Celebrating Laubser’s creative output, Norval Foundation is presenting an exhibition focusing primarily on the artist as a portrait painter, and her lifelong interest in painting expressive landscapes. Laubser’s remarkable portraits, completed over a lifetime, are curated by Karel Nel as a companion to Norval’s recent Irma Stern exhibition which also focused mainly on portraits done on the island of Zanzibar between 1938 and 1945. These two remarkable women were pioneers in introducing expressionism to a conservative South African art public, and both were received with hostility at the time.
The portraits hung chronologically, enabling the viewer to reflect on shifts in her style and different influences. The changes in Laubser’s portraits correspond with her visits to various countries in Europe – Britain, Belgium, Italy, and Germany – from 1914 to 1924. During this period, she came home to South Africa a number of times, before her permanent return due to personal and financial circumstances. She first settled in Cape Town and then moved to the farming environment of her childhood in the Malmesbury district.

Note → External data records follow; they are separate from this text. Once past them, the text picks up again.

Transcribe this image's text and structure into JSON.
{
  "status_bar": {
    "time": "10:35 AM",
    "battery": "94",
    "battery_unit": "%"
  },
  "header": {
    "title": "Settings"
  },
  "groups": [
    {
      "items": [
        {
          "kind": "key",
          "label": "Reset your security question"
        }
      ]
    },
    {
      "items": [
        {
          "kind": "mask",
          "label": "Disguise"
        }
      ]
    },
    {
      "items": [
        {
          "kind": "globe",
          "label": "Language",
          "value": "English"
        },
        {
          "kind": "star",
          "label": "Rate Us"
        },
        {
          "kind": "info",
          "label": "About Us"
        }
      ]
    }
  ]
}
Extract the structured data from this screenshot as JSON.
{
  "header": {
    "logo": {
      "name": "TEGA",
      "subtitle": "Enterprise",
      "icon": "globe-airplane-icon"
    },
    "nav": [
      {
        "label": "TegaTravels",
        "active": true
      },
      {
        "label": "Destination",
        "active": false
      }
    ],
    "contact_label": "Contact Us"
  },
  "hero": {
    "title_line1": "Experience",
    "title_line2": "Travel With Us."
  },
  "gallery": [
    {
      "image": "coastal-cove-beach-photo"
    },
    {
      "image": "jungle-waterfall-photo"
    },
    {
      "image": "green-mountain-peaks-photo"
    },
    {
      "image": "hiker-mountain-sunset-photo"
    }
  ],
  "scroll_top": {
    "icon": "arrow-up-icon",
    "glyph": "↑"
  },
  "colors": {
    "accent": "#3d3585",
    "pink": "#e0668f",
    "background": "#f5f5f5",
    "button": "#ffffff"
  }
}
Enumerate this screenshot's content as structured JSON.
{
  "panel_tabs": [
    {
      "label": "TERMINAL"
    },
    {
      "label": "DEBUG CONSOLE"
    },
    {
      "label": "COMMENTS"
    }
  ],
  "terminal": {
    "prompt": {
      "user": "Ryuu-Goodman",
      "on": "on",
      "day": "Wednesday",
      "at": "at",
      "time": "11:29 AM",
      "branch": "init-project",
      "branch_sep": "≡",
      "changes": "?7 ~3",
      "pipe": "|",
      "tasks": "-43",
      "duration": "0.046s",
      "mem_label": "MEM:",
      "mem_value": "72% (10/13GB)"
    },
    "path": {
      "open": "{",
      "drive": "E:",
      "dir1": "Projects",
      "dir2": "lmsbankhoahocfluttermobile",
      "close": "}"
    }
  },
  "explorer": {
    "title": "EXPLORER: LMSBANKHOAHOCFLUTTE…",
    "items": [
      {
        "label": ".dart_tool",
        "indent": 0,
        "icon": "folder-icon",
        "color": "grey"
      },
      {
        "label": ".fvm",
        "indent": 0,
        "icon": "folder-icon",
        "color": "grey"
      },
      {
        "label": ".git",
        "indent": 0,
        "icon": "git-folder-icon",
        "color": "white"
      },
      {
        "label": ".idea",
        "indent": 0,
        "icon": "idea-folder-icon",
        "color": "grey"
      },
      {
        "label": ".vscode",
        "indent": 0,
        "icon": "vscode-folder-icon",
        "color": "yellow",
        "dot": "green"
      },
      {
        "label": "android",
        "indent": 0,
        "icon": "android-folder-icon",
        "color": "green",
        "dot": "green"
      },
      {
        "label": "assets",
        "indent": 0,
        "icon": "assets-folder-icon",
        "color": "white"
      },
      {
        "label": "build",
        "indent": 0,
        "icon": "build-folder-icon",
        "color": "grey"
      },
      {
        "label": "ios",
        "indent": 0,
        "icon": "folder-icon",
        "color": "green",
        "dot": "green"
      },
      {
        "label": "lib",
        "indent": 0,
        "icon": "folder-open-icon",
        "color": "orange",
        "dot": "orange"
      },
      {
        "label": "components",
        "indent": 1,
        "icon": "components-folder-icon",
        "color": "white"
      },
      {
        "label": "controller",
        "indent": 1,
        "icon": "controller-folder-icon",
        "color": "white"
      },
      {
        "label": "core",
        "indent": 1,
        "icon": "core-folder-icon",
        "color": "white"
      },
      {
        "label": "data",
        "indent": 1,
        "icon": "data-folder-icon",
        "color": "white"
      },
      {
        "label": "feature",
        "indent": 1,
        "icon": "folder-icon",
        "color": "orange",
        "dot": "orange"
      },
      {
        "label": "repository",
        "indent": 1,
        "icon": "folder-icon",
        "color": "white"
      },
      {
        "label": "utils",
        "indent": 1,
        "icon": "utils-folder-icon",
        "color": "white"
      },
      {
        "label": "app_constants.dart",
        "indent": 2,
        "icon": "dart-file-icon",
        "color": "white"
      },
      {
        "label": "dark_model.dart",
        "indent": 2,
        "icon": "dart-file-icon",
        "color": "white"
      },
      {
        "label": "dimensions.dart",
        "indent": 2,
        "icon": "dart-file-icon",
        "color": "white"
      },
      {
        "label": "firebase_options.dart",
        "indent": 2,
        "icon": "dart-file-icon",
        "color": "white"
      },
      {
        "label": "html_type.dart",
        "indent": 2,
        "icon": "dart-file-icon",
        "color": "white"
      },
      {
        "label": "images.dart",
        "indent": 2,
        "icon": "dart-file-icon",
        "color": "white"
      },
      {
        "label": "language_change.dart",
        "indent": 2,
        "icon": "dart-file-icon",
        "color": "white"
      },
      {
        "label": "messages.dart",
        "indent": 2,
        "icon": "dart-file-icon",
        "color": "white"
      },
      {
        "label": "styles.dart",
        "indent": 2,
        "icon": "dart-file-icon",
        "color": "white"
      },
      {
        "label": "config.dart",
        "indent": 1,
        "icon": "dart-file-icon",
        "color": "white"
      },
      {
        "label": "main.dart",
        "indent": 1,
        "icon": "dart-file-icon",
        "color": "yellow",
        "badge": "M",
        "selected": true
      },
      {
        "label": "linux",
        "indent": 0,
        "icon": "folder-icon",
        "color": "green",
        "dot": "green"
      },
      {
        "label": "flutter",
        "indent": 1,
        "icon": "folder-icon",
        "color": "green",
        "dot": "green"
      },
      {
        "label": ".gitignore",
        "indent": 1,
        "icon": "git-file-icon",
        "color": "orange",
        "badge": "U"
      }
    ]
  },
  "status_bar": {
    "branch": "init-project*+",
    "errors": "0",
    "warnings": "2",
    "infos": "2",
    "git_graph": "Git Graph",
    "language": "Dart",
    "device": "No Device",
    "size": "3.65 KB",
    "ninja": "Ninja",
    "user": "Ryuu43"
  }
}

Life on the farm had a big influence on her art. In this exhibition, some of the most significant of Laubser’s portraits and landscapes highlight the parallel investigations that she undertook throughout her artistic life. Not ever having the means to return to Europe, Laubser nevertheless retained her commitment as a painter in a cultural environment that ascribed no particular significance to being an artist. Her work of people engaged in lives of herding, harvesting, and fishing engages with the specialness of the ordinary.
The exhibition is on show at Norval Foundation till 30 November 2023.